= The task =
Each line below containing the word "MOORS" needs to be shown.

──────────

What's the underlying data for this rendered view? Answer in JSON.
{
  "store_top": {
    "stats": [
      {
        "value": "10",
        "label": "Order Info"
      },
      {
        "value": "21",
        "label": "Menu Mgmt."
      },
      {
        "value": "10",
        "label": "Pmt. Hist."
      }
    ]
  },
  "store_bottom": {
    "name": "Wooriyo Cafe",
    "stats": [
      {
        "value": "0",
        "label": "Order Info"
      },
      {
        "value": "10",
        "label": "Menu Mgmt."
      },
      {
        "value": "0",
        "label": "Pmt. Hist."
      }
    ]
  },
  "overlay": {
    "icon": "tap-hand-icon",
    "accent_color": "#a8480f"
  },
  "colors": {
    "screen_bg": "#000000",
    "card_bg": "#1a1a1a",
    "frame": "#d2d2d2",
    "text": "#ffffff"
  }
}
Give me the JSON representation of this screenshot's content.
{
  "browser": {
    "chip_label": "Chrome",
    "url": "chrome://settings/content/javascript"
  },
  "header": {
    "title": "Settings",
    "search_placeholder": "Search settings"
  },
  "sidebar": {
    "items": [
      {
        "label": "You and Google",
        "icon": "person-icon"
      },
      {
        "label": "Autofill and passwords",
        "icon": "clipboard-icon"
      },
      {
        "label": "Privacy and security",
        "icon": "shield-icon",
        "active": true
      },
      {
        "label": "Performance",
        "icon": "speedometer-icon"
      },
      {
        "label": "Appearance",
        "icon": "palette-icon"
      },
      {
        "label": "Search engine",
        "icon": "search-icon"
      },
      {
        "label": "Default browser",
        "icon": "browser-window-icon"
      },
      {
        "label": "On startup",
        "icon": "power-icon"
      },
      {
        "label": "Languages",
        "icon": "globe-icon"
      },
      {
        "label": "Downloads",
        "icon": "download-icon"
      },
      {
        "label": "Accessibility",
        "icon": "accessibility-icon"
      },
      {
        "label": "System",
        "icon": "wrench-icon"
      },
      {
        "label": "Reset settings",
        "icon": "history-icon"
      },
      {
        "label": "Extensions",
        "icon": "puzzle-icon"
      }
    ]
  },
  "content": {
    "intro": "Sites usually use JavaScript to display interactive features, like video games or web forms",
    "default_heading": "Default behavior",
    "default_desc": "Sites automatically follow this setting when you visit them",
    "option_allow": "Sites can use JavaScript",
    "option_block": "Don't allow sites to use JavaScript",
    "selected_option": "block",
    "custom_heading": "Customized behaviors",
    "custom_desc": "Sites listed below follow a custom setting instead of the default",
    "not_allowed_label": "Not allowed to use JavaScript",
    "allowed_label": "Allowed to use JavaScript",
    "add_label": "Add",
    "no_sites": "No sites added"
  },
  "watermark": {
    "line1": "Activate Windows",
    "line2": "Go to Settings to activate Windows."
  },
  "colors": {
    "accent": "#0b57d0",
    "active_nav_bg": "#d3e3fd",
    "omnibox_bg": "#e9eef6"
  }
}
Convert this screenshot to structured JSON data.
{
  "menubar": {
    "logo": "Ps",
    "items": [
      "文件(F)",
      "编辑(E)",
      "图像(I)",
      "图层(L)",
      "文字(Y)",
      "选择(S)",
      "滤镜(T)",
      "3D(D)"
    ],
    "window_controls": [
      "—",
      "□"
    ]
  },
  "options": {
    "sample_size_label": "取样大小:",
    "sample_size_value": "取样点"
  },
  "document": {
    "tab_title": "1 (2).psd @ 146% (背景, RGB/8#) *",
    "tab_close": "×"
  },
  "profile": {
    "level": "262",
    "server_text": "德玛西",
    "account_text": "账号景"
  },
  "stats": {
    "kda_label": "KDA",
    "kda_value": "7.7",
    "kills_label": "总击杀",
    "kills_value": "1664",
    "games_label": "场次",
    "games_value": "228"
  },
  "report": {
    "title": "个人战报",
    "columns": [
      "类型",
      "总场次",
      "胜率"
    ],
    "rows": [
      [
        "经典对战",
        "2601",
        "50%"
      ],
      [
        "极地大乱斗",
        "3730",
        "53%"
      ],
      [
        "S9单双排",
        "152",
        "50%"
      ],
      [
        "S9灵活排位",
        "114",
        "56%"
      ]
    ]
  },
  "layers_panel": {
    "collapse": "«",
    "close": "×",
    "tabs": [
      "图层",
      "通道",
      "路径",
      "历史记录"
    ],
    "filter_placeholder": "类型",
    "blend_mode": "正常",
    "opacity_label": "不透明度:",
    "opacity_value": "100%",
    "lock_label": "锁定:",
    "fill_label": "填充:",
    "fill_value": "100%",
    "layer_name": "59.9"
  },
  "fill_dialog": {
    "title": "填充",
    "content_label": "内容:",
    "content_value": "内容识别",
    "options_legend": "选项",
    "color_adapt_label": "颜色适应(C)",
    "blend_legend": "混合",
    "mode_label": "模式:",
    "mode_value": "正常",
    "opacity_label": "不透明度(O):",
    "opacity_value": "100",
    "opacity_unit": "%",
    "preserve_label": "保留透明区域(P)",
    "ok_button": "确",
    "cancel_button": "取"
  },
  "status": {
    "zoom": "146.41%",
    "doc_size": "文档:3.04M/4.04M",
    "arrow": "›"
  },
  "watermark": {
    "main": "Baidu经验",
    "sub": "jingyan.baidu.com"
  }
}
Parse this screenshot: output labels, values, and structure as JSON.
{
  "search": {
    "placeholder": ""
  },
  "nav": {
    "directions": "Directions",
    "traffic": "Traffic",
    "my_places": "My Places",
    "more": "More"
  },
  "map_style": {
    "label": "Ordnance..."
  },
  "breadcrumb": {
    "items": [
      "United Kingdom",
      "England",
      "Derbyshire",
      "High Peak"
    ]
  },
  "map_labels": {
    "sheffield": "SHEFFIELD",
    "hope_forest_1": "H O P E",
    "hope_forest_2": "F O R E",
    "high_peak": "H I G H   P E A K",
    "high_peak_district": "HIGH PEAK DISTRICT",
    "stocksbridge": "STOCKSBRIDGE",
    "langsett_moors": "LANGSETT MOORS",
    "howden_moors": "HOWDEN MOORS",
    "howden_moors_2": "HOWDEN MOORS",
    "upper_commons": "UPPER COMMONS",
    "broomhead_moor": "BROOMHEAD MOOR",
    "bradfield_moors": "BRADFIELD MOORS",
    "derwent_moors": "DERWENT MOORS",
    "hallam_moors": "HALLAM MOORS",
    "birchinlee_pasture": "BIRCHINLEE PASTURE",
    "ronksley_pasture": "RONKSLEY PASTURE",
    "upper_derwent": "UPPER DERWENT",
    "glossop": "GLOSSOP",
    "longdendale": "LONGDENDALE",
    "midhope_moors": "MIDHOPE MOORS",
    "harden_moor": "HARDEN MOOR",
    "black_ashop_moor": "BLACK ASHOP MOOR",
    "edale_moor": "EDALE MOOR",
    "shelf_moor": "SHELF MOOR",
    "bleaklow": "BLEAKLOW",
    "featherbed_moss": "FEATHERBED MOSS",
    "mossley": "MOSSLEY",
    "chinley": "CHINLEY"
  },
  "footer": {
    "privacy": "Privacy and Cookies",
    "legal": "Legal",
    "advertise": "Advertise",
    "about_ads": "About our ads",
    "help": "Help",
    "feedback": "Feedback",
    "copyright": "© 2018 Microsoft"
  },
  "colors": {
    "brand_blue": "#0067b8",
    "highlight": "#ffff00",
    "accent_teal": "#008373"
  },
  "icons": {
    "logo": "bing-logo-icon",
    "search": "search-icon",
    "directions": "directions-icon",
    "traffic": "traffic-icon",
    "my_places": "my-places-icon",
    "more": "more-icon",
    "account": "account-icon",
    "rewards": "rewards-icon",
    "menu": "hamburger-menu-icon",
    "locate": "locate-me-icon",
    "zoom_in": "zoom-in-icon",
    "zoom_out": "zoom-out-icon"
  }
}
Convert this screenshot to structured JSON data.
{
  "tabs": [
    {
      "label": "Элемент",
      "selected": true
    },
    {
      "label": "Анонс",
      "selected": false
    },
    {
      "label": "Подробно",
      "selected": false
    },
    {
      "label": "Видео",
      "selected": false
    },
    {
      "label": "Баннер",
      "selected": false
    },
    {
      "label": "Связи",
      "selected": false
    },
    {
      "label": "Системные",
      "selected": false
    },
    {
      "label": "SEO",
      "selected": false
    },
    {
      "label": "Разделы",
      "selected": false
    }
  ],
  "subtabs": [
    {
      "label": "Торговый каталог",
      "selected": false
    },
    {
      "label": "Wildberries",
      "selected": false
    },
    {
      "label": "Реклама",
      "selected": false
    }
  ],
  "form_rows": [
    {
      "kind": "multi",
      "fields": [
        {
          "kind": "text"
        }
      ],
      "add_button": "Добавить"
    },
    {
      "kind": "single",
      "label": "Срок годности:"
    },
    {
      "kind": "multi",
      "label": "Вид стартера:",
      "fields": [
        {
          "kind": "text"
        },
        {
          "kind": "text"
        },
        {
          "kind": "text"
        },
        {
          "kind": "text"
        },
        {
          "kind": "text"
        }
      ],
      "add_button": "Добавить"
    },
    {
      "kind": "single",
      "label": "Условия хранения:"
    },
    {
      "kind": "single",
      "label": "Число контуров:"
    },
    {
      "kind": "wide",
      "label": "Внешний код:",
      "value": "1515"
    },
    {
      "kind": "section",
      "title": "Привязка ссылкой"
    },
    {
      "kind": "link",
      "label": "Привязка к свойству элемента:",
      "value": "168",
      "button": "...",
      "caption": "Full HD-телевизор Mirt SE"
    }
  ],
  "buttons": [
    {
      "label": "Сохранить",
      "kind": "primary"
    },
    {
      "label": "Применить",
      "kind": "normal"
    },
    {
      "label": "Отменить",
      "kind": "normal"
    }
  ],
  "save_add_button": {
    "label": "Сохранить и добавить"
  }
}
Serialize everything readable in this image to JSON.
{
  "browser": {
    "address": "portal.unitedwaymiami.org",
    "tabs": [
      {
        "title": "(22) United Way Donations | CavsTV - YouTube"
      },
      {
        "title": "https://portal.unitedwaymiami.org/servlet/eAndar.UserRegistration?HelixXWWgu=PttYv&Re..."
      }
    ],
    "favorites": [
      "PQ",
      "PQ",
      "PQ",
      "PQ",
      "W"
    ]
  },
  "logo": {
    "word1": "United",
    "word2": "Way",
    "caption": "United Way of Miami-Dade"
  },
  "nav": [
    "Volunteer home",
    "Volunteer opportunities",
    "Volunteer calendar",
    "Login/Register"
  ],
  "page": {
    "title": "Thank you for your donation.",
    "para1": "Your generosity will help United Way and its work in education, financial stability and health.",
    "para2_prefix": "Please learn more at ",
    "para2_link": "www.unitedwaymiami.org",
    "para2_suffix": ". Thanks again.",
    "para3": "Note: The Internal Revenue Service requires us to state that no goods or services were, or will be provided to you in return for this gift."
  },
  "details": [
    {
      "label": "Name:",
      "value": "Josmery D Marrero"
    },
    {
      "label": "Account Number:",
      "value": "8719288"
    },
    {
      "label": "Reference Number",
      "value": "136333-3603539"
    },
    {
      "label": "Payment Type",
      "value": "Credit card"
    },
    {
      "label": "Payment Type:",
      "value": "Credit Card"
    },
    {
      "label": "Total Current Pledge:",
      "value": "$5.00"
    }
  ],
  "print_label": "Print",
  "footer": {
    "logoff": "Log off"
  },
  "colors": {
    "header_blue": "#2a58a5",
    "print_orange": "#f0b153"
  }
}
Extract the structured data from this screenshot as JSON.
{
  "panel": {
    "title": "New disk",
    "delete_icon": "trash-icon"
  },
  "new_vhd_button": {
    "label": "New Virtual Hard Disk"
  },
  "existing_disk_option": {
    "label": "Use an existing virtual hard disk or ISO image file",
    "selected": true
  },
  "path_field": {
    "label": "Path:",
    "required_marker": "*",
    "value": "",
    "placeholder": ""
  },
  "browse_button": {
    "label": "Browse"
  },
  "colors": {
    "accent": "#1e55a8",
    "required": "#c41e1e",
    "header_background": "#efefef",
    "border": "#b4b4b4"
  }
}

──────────

= Response box =
    "langsett_moors": "LANGSETT MOORS",
    "howden_moors": "HOWDEN MOORS",
    "howden_moors_2": "HOWDEN MOORS",
    "bradfield_moors": "BRADFIELD MOORS",
    "derwent_moors": "DERWENT MOORS",
    "hallam_moors": "HALLAM MOORS",
    "midhope_moors": "MIDHOPE MOORS",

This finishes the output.